street art. As of Oct 7, 2014 there are some amazing street art south of the plaza de arma. I noticed some of them around tambopata Hostel, but the are spaced out in that area. Some asking and searching is required. Finding them is a fun time destroyer.
Plaza de Armas. The main square in Puerto Maldonado is much like the main squares all throughout South America. Great for picture taking, eating ice cream, or just sitting around.
Confluence of the Tambopata and Madre de Dios rivers. This is in the eastern-most part of town, next to the government buildings, and has a lovely courtyard great for picture taking.
Monkey Island A medium sized island situated in the middle of the river, the home of hundreds of monkeys and several different species. Watch out the monkeys will try to "borrow" anything that is not attached to your person or not secured in a backpack.
Lumber yard. Although this sounds silly, those interested in tropical conservation won't want to miss this first hand look at the economic drivers behind deforestation.
Market. Here you can buy everything from a side of beef to Led Zeppelin CD's. Goods here are slightly more expensive than in other parts of Peru, since Puerto Maldonado imports many goods from other parts of Peru and doesn't produce them themselves.
El Jaguar Zoo & Disco. Yes, you read that correctly. Puerto Maldonado has a modest zoo complete with local fauna, and at night the place is billed as a night club. Go get trashed with the brown capuchin monkeys at this place.

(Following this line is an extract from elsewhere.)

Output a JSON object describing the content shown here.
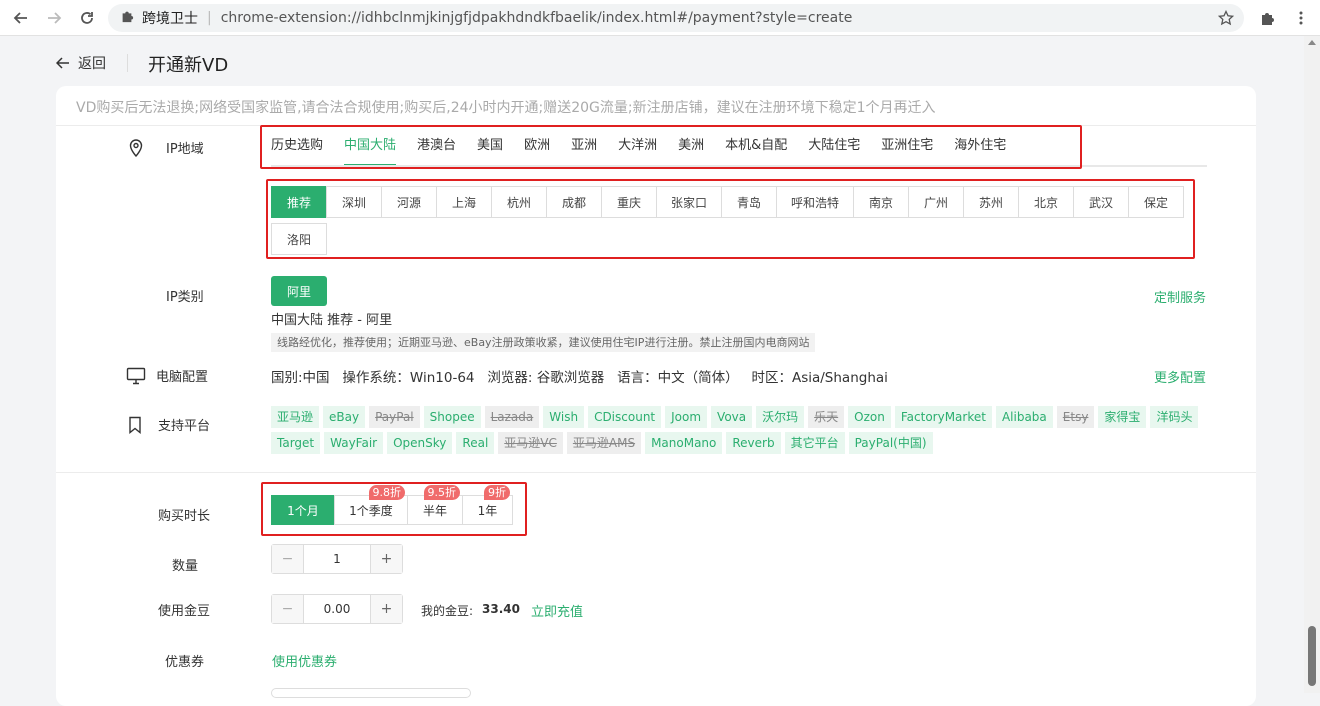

Rescue Snake House. A little further down the main road from the airport, rescued snake species as well as other reptiles and a rescued blind Margay (little big cat), and small museum. Worth a visit to see these creatures up close and learn a bit about them from the volunteers there.